* **Problem statement**
Please return every line of the material verbatim and skip any images.
-------- Record extracts --------
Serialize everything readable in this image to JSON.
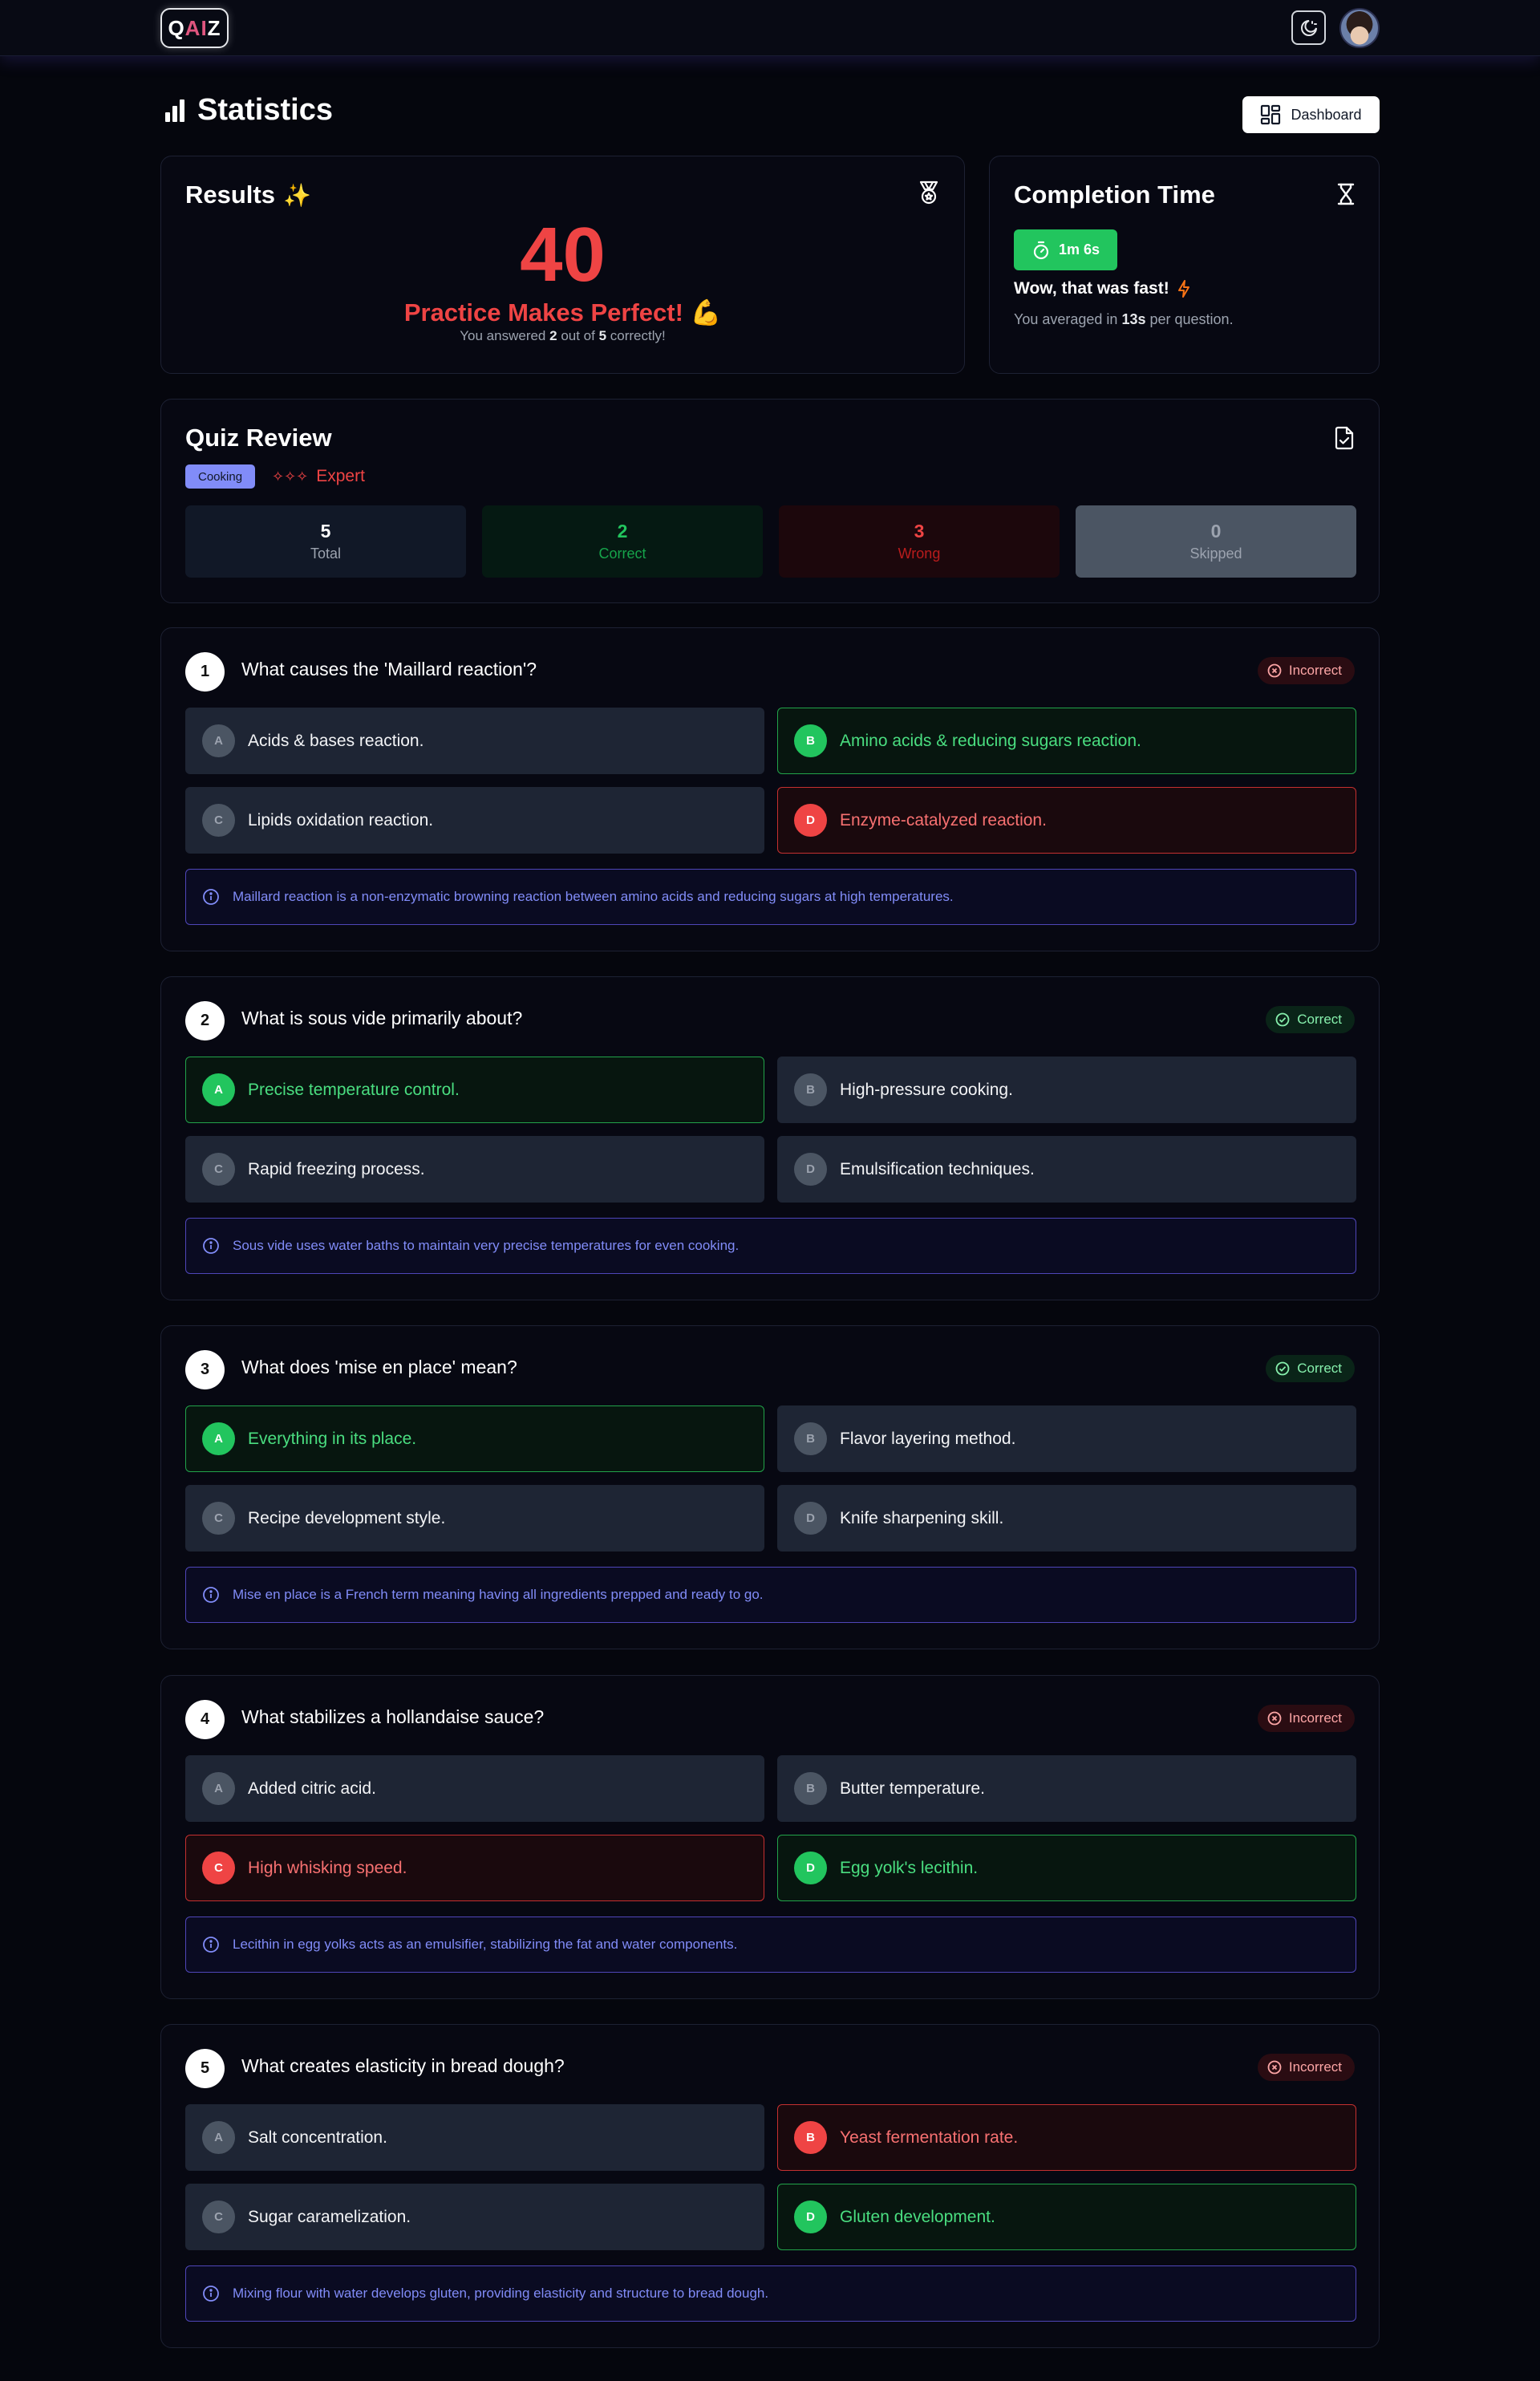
{
  "app": {
    "logo_q": "Q",
    "logo_ai": "AI",
    "logo_z": "Z"
  },
  "header": {
    "title": "Statistics",
    "dashboard_label": "Dashboard"
  },
  "results": {
    "title": "Results",
    "title_emoji": "✨",
    "score": "40",
    "message": "Practice Makes Perfect!",
    "message_emoji": "💪",
    "answered_prefix": "You answered ",
    "correct_count": "2",
    "answered_mid": " out of ",
    "total_count": "5",
    "answered_suffix": " correctly!"
  },
  "completion": {
    "title": "Completion Time",
    "time": "1m 6s",
    "wow": "Wow, that was fast!",
    "avg_prefix": "You averaged in ",
    "avg_value": "13s",
    "avg_suffix": " per question."
  },
  "review": {
    "title": "Quiz Review",
    "category": "Cooking",
    "level_stars": "✧✧✧",
    "level": "Expert",
    "stats": [
      {
        "value": "5",
        "label": "Total"
      },
      {
        "value": "2",
        "label": "Correct"
      },
      {
        "value": "3",
        "label": "Wrong"
      },
      {
        "value": "0",
        "label": "Skipped"
      }
    ]
  },
  "questions": [
    {
      "number": "1",
      "text": "What causes the 'Maillard reaction'?",
      "status": "Incorrect",
      "options": [
        {
          "letter": "A",
          "text": "Acids & bases reaction."
        },
        {
          "letter": "B",
          "text": "Amino acids & reducing sugars reaction."
        },
        {
          "letter": "C",
          "text": "Lipids oxidation reaction."
        },
        {
          "letter": "D",
          "text": "Enzyme-catalyzed reaction."
        }
      ],
      "explanation": "Maillard reaction is a non-enzymatic browning reaction between amino acids and reducing sugars at high temperatures."
    },
    {
      "number": "2",
      "text": "What is sous vide primarily about?",
      "status": "Correct",
      "options": [
        {
          "letter": "A",
          "text": "Precise temperature control."
        },
        {
          "letter": "B",
          "text": "High-pressure cooking."
        },
        {
          "letter": "C",
          "text": "Rapid freezing process."
        },
        {
          "letter": "D",
          "text": "Emulsification techniques."
        }
      ],
      "explanation": "Sous vide uses water baths to maintain very precise temperatures for even cooking."
    },
    {
      "number": "3",
      "text": "What does 'mise en place' mean?",
      "status": "Correct",
      "options": [
        {
          "letter": "A",
          "text": "Everything in its place."
        },
        {
          "letter": "B",
          "text": "Flavor layering method."
        },
        {
          "letter": "C",
          "text": "Recipe development style."
        },
        {
          "letter": "D",
          "text": "Knife sharpening skill."
        }
      ],
      "explanation": "Mise en place is a French term meaning having all ingredients prepped and ready to go."
    },
    {
      "number": "4",
      "text": "What stabilizes a hollandaise sauce?",
      "status": "Incorrect",
      "options": [
        {
          "letter": "A",
          "text": "Added citric acid."
        },
        {
          "letter": "B",
          "text": "Butter temperature."
        },
        {
          "letter": "C",
          "text": "High whisking speed."
        },
        {
          "letter": "D",
          "text": "Egg yolk's lecithin."
        }
      ],
      "explanation": "Lecithin in egg yolks acts as an emulsifier, stabilizing the fat and water components."
    },
    {
      "number": "5",
      "text": "What creates elasticity in bread dough?",
      "status": "Incorrect",
      "options": [
        {
          "letter": "A",
          "text": "Salt concentration."
        },
        {
          "letter": "B",
          "text": "Yeast fermentation rate."
        },
        {
          "letter": "C",
          "text": "Sugar caramelization."
        },
        {
          "letter": "D",
          "text": "Gluten development."
        }
      ],
      "explanation": "Mixing flour with water develops gluten, providing elasticity and structure to bread dough."
    }
  ],
  "colors": {
    "accent": "#ef4444",
    "success": "#22c55e",
    "info": "#818cf8",
    "card": "#070812"
  },
  "icons": [
    "theme-toggle-icon",
    "bar-chart-icon",
    "dashboard-grid-icon",
    "medal-icon",
    "hourglass-icon",
    "stopwatch-icon",
    "lightning-icon",
    "file-check-icon",
    "x-circle-icon",
    "check-circle-icon",
    "info-icon"
  ]
}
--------
* **Result of the task**
Serialize everything readable in this image to JSON.
{
  "app": {
    "logo_q": "Q",
    "logo_ai": "AI",
    "logo_z": "Z"
  },
  "header": {
    "title": "Statistics",
    "dashboard_label": "Dashboard"
  },
  "results": {
    "title": "Results",
    "title_emoji": "✨",
    "score": "40",
    "message": "Practice Makes Perfect!",
    "message_emoji": "💪",
    "answered_prefix": "You answered ",
    "correct_count": "2",
    "answered_mid": " out of ",
    "total_count": "5",
    "answered_suffix": " correctly!"
  },
  "completion": {
    "title": "Completion Time",
    "time": "1m 6s",
    "wow": "Wow, that was fast!",
    "avg_prefix": "You averaged in ",
    "avg_value": "13s",
    "avg_suffix": " per question."
  },
  "review": {
    "title": "Quiz Review",
    "category": "Cooking",
    "level_stars": "✧✧✧",
    "level": "Expert",
    "stats": [
      {
        "value": "5",
        "label": "Total"
      },
      {
        "value": "2",
        "label": "Correct"
      },
      {
        "value": "3",
        "label": "Wrong"
      },
      {
        "value": "0",
        "label": "Skipped"
      }
    ]
  },
  "questions": [
    {
      "number": "1",
      "text": "What causes the 'Maillard reaction'?",
      "status": "Incorrect",
      "options": [
        {
          "letter": "A",
          "text": "Acids & bases reaction."
        },
        {
          "letter": "B",
          "text": "Amino acids & reducing sugars reaction."
        },
        {
          "letter": "C",
          "text": "Lipids oxidation reaction."
        },
        {
          "letter": "D",
          "text": "Enzyme-catalyzed reaction."
        }
      ],
      "explanation": "Maillard reaction is a non-enzymatic browning reaction between amino acids and reducing sugars at high temperatures."
    },
    {
      "number": "2",
      "text": "What is sous vide primarily about?",
      "status": "Correct",
      "options": [
        {
          "letter": "A",
          "text": "Precise temperature control."
        },
        {
          "letter": "B",
          "text": "High-pressure cooking."
        },
        {
          "letter": "C",
          "text": "Rapid freezing process."
        },
        {
          "letter": "D",
          "text": "Emulsification techniques."
        }
      ],
      "explanation": "Sous vide uses water baths to maintain very precise temperatures for even cooking."
    },
    {
      "number": "3",
      "text": "What does 'mise en place' mean?",
      "status": "Correct",
      "options": [
        {
          "letter": "A",
          "text": "Everything in its place."
        },
        {
          "letter": "B",
          "text": "Flavor layering method."
        },
        {
          "letter": "C",
          "text": "Recipe development style."
        },
        {
          "letter": "D",
          "text": "Knife sharpening skill."
        }
      ],
      "explanation": "Mise en place is a French term meaning having all ingredients prepped and ready to go."
    },
    {
      "number": "4",
      "text": "What stabilizes a hollandaise sauce?",
      "status": "Incorrect",
      "options": [
        {
          "letter": "A",
          "text": "Added citric acid."
        },
        {
          "letter": "B",
          "text": "Butter temperature."
        },
        {
          "letter": "C",
          "text": "High whisking speed."
        },
        {
          "letter": "D",
          "text": "Egg yolk's lecithin."
        }
      ],
      "explanation": "Lecithin in egg yolks acts as an emulsifier, stabilizing the fat and water components."
    },
    {
      "number": "5",
      "text": "What creates elasticity in bread dough?",
      "status": "Incorrect",
      "options": [
        {
          "letter": "A",
          "text": "Salt concentration."
        },
        {
          "letter": "B",
          "text": "Yeast fermentation rate."
        },
        {
          "letter": "C",
          "text": "Sugar caramelization."
        },
        {
          "letter": "D",
          "text": "Gluten development."
        }
      ],
      "explanation": "Mixing flour with water develops gluten, providing elasticity and structure to bread dough."
    }
  ],
  "colors": {
    "accent": "#ef4444",
    "success": "#22c55e",
    "info": "#818cf8",
    "card": "#070812"
  },
  "icons": [
    "theme-toggle-icon",
    "bar-chart-icon",
    "dashboard-grid-icon",
    "medal-icon",
    "hourglass-icon",
    "stopwatch-icon",
    "lightning-icon",
    "file-check-icon",
    "x-circle-icon",
    "check-circle-icon",
    "info-icon"
  ]
}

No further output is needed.